- The debt owing to an eligible creditor or two or more eligible creditors joint in the plaint is of an aggregate amount of Tk. 5,00,000 (five lakh) and
- Such creditors have a prima facie case that the debtor has committed an act of bankruptcy and
- The act of bankruptcy has occurred within one year before the presentation of the plaint.
- Conditions for filing plaint by debtor
A debtor is only be entitled to file a plaint if he specifically mentions in the plaint that he is unable to pay his debts and:
- His debts amount to Tk. 20,000 (twenty thousand); or
- He is under arrest or imprisonment in execution of a decree of any court for the payment of debt; or
- An order of attachment in execution of such a decree has been made, and is subsisting against his property at the time of filing the plaint.
- Withdrawal and dismissal of plaint
Not plaint, whether presented by a debtor or creditor, shall be withdrawn without the permission of the court. However, the court shall dismiss the plaint presented by a debtor if it is not satisfied about the debtor’s right to present the plaint.
On the other hand, a plaint presented by a creditor shall be dismissed if:
- The court is not satisfied with the proof of creditor’s right to present the plaint, and
- The court not satisfied with the proof of service of notice on the debtor regarding the order fixing the date of hearing the plaint and
- The court not satisfied with the proof of the alleged act of bankruptcy or
- The debtor can satisfy the court that he is able to pay the debts and
- The debtor can satisfy the court that he is not a wilful defaulter.
Compensation for dismissal of Plaint
Where a plaint presented by a creditor is dismissed for the reasons mentioned above, and the court is satisfied that the plaint is frivolous or vexatious, the court may, on the application of the debtor, award against the creditor such amount not exceeding Tk. 1,00,000 (one lakh) as compensation to the debtor.
Consequences of Bankruptcy order
On the making of an order of adjudication, the bankrupt shall assist to the utmost of his capacity in the realization of his property and the distribution of his proceeds among his creditors in accordance with the provisions of the Bankruptcy Act 1997. On the making of an order of adjudication, all the property of the debtor, except the exempted property, shall stand vested in the court and shall become divisible among the creditors. The property so vested shall be known as the Estate.

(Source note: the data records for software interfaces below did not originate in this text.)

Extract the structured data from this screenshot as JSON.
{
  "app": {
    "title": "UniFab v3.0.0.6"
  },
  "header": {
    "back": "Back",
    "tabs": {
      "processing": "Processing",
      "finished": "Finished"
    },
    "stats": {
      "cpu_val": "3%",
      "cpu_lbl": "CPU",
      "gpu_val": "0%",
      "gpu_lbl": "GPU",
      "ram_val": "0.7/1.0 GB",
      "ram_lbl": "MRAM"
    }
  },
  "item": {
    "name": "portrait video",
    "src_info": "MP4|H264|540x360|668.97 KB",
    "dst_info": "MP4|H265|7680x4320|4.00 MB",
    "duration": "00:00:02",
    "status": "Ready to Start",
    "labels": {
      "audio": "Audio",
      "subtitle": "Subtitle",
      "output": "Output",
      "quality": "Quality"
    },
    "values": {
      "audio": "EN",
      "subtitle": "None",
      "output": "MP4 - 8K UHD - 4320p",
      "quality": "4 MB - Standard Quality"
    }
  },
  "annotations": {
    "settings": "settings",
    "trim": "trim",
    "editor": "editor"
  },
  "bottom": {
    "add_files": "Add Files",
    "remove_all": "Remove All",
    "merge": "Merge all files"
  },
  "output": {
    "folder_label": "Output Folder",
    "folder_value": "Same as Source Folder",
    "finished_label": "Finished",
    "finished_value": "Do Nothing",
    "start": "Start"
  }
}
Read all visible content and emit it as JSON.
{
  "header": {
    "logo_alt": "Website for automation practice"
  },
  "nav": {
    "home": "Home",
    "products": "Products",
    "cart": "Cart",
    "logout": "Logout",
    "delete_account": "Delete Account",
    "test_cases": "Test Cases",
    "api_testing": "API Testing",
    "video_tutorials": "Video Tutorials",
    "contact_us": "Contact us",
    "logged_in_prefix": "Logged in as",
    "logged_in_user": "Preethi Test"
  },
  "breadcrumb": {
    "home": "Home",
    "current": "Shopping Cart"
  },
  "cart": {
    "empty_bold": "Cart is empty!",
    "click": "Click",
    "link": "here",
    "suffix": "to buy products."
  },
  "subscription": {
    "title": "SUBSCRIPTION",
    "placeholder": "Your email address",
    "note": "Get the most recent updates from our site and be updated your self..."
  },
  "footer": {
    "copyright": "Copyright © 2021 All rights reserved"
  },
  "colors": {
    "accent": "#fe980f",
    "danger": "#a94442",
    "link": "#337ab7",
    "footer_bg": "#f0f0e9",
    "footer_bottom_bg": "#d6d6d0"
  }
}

Each creditor, shall in respect of the debt owed to him, be barred during the pendency of the bankruptcy proceedings from having any remedy against the exempted property of the debtor or from commencing any civil case except with the permission of the court.
- Exempted property
The properties of the debtor that shall not be liable to be taken over or vested are known as exempted property. Such exempted properties are:
- The tools used by the debtor himself
- Wearing apparel and household furnishing and other like accessories of himself, spouse and children
- Debtor’s un-mortgaged dwelling place or homestead (it must not exceed specific square feet mentioned under the act)
It is to be noted that the total value of the articles mentioned in (a) and (b) above, shall not exceed Tk. 3,00,000 (three lakh).
LEGAL ADVICE ON BANKRUPTCY AT CLP
The Barristers, Advocates, and lawyers at CLP in Gulshan, Dhaka, Bangladesh are highly experienced at dealing with Bankruptcy matters. In addition to handling various issues related to domestic clients on a regular basis, it also has experience in consulting and assisting numerous international clients with utmost care and attention throughout their legal troubles. For queries or legal assistance, please reach us at:
Address: House 39, Road 126 (3rd Floor) Islam Mansion, Gulshan 1, Dhaka.